The other thing you need to be aware of is that you won’t read any serious analysis of the Indigenous affairs budget in the mainstream press. Last year, The Sunday Age reported that black Australians would be “among the biggest winners” in the 2007-08 budget, and The Australian tipped a “significant increase” in black health funding.
A few days later, Costello delivered a cut in real terms of $52 million to the total budget, and health funding was lifted by just six percent of the total annual underfund.
Still, they did better than The Sydney Morning Herald, which lifted almost all of its coverage directly from government press releases.
Thus, here’s some of the key things to watch for in 2008-09:
• In education, Labor promised to provide $34.5 million so that every Indigenous child up to Year 10 has an Individual Learning Plan (basically a detailed record of that child’s learning progress and specific needs).
• Also in education, Labor promised to ensure that every four-year-old in remote Aboriginal communities is attending an early childhood education centre within the next five years. The promise has a ‘no Australian child will live in poverty’ ring to it, and without an immediate injection of substantial capital funding (to build pre-schools) Labor has no chance of meeting the goal by the end of 2012. But let’s wait and see what the budget delivers.
• In the area of housing, it will be interesting to see what Labor does with the Home Ownership on Indigenous Land Program (HOILP). The $107.4 million program was the brainchild (and I use the term loosely) of former Minister for Indigenous Affairs, Mal Brough who described it as a centrepiece of the previous Indigenous affairs budget. And how many Indigenous people have accessed the program in the past year? One. Expect it to be axed. Scratch your head if it’s not.

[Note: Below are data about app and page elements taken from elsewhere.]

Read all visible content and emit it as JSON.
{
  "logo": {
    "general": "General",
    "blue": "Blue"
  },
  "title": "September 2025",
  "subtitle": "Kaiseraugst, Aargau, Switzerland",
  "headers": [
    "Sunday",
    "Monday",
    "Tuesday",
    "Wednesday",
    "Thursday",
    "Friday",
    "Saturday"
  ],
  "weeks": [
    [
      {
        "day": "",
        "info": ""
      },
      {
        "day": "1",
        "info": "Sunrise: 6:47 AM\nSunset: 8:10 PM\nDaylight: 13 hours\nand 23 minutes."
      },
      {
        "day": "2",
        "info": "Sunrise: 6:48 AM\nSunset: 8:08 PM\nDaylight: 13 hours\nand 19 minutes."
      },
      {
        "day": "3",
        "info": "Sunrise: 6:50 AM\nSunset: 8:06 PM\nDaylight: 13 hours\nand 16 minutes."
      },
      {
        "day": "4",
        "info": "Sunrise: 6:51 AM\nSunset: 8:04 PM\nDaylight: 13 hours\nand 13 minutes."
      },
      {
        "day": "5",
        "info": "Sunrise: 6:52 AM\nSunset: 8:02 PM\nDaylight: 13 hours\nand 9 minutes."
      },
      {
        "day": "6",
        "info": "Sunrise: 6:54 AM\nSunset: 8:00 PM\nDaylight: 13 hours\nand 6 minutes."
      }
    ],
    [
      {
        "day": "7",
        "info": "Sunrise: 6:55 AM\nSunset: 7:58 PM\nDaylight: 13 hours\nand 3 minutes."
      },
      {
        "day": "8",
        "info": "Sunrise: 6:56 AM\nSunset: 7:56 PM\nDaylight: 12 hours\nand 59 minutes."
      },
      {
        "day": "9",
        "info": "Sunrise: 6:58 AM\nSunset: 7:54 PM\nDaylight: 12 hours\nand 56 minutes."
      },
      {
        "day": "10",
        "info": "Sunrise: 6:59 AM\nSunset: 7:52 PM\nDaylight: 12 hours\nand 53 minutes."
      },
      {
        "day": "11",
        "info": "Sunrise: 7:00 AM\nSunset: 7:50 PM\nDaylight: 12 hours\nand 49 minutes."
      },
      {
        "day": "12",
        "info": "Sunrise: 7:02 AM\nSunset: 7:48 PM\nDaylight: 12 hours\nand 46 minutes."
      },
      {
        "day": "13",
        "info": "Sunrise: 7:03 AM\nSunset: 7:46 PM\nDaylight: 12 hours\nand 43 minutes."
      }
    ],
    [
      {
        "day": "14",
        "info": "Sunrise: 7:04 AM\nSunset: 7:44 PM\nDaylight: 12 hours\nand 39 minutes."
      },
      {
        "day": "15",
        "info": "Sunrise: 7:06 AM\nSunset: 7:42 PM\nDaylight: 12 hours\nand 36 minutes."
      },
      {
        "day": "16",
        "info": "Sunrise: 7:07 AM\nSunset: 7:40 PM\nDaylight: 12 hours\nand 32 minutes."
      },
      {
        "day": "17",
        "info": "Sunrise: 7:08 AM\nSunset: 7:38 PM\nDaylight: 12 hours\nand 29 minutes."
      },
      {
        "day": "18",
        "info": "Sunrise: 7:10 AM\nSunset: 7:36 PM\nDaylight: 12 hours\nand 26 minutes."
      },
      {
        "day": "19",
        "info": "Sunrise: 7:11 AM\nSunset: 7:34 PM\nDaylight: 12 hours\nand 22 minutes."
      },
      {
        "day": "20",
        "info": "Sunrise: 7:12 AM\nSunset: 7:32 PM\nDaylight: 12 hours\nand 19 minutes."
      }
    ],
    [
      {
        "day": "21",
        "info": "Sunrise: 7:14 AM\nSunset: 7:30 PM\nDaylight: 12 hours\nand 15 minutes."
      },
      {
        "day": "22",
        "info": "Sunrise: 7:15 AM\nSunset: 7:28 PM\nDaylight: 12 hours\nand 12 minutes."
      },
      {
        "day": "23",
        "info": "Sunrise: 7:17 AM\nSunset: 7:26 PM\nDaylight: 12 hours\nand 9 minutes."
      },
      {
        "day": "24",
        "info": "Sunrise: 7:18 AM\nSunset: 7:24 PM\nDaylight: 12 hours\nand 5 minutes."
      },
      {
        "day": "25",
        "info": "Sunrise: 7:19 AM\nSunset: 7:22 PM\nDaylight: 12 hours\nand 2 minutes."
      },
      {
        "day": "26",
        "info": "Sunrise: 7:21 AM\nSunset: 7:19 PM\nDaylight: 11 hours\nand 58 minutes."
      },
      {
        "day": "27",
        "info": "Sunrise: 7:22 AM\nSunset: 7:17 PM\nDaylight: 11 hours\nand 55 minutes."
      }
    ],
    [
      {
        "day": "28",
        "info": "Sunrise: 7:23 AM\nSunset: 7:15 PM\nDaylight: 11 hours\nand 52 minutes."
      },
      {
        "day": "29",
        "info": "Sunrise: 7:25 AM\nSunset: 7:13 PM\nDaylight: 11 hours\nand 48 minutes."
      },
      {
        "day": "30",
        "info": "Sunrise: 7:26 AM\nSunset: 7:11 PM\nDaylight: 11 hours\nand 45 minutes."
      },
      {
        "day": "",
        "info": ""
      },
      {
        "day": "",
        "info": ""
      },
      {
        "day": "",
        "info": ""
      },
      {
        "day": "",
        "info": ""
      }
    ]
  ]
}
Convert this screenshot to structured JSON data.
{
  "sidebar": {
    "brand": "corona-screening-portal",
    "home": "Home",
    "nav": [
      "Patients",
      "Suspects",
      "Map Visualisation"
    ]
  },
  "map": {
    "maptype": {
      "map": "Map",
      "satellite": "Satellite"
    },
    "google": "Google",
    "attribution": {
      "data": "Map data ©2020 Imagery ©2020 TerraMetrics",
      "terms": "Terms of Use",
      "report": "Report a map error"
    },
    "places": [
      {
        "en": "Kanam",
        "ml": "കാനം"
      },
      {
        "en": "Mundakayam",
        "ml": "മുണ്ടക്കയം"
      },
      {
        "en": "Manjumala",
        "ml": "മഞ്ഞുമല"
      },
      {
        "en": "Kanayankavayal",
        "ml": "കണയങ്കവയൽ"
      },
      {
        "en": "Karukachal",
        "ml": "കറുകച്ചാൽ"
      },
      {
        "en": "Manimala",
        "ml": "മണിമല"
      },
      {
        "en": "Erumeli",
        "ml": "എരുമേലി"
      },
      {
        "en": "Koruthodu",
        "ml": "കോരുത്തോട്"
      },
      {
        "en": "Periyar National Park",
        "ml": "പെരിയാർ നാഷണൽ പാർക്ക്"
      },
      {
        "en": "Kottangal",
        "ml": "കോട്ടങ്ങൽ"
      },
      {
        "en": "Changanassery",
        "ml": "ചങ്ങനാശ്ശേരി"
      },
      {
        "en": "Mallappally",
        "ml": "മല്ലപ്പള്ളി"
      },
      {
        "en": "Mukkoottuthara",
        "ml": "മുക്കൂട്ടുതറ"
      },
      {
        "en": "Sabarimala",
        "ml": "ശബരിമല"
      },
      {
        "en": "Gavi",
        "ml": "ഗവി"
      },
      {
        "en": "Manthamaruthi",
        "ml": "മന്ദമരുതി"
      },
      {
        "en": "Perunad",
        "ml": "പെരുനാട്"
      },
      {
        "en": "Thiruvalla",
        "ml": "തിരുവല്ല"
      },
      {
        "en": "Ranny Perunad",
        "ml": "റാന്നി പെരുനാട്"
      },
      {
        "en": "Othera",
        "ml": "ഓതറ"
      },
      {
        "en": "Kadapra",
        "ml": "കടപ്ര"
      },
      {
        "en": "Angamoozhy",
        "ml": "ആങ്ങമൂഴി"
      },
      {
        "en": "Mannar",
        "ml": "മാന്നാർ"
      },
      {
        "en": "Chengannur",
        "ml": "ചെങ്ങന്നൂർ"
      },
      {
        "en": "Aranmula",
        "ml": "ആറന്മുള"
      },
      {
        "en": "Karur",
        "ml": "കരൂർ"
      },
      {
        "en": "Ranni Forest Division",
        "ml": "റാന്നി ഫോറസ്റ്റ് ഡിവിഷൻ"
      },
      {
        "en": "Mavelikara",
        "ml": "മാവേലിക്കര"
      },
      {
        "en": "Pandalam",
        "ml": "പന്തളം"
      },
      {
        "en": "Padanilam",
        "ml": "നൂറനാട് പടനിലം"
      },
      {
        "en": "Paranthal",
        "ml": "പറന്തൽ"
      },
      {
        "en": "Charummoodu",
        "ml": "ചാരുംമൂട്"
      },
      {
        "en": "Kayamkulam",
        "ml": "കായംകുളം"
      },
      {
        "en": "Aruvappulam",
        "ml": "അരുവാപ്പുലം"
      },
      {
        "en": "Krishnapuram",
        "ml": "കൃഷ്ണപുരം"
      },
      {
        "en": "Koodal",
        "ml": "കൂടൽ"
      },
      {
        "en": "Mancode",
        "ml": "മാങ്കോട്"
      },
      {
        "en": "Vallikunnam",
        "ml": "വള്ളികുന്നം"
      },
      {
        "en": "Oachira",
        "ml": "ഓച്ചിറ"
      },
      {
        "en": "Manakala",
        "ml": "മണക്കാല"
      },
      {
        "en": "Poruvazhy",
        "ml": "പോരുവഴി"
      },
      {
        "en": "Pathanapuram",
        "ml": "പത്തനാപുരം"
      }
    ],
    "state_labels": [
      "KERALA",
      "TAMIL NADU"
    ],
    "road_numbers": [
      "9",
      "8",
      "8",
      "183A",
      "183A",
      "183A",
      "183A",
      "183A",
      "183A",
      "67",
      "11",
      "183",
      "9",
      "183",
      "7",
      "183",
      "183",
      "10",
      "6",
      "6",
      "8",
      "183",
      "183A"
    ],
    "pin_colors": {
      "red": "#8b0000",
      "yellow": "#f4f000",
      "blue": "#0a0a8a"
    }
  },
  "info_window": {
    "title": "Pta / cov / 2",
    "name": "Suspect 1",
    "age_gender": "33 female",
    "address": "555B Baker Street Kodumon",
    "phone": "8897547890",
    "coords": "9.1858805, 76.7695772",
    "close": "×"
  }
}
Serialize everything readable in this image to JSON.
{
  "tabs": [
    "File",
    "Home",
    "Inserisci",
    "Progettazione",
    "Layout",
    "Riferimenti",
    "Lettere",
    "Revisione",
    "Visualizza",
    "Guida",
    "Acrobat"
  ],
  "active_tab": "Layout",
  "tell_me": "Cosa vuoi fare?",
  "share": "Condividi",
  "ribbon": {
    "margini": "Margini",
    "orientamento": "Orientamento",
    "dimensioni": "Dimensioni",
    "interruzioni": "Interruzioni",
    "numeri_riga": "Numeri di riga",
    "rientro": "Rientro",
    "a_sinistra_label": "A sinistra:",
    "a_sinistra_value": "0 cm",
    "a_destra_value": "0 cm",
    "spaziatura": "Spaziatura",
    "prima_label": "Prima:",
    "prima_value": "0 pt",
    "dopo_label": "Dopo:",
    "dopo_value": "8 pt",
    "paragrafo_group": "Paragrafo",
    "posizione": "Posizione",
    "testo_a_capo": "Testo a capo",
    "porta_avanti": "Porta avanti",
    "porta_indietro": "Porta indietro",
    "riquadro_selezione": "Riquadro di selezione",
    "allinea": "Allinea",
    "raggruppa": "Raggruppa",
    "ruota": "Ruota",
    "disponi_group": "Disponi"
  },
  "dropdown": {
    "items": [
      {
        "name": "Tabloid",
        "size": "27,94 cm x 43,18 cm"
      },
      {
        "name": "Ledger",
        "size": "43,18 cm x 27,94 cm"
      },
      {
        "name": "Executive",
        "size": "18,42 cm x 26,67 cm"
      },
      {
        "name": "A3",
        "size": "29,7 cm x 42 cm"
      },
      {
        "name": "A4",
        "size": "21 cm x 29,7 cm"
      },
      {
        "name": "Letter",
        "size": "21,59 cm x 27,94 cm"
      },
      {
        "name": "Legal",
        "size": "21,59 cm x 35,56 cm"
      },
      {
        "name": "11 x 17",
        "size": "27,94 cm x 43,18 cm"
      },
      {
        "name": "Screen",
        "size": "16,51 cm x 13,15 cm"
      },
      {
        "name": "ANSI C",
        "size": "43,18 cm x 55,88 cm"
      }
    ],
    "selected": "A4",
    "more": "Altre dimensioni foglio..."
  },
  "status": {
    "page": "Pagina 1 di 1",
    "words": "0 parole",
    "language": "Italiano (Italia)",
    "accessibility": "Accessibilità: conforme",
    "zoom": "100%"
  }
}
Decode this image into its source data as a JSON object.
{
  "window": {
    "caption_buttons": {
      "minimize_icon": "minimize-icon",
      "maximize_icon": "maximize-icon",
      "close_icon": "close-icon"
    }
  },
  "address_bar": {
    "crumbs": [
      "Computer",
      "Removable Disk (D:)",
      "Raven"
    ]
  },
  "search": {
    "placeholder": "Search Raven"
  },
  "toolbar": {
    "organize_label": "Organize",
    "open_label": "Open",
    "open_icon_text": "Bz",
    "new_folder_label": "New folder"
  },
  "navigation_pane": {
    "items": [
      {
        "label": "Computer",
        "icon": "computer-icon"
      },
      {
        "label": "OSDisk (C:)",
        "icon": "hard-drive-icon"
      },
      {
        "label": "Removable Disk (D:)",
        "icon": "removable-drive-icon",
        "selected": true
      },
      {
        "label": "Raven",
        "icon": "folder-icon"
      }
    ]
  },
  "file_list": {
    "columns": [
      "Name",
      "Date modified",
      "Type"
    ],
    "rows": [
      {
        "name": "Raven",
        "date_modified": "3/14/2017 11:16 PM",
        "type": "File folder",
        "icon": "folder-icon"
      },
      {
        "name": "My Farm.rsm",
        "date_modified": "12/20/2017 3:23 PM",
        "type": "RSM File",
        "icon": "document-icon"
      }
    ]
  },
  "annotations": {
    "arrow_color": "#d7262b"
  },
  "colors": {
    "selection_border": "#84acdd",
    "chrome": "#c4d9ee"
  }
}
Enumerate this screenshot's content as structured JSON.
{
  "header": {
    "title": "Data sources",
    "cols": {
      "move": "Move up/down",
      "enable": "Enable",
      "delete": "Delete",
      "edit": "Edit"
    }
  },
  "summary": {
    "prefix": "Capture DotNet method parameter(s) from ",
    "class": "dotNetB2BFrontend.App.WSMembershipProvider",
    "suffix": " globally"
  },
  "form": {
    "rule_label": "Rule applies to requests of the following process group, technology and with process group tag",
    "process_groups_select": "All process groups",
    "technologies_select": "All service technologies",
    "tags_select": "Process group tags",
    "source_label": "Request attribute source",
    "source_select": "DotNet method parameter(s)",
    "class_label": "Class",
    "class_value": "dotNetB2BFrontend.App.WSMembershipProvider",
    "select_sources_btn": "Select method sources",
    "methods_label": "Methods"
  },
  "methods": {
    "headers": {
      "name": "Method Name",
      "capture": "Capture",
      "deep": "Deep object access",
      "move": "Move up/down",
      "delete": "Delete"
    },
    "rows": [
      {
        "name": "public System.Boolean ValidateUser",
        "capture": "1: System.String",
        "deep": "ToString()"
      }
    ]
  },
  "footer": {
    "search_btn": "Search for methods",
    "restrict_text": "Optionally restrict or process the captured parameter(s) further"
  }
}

• Keep a lookout for funding for the creation of a new national representative body, one of the key ALP election promises to Indigenous Australians. If there’s no allocation, pressure will increase on Labor to explain when it plans to make good on this promise.
Of course, the ‘big ticket item’ will be health funding, due in no small part to the fact that Labor has pledged to close the 17-year life expectancy gap within a generation.
In order to have any chance of achieving that, the National Aboriginal Community Controlled Health Organisation (NACCHO) estimates that Labor will need to spend an additional $1.84 billion during the next four years to address shortfalls in primary healthcare services for Indigenous people.
Personally, I think there’s two chances of that happening – none and buckleys. But let’s wait and see.
Labor also promised to halve the gap in mortality rates for black children under five (currently, they’re about three times greater than for non Indigenous children). $186.4 million was promised over four years. We watch with interest.
In terms of the total Indigenous affairs budget ($3.5 billion last year), it would, of course, be unconscionable for a government to claim on the one hand that black Australia is in the grip of a ‘national emergency’ and on the other cut or fail to significantly increase spending simply because it wants to tackle inflation, particularly in light of an expected $17 billion budget surplus.
That would be akin to… well, the Burmese junta allowing politics to get in the way of properly assisting its own citizens in the face of a massive humanitarian crisis. Or in Kevin Rudd’s words, ‘obscene’.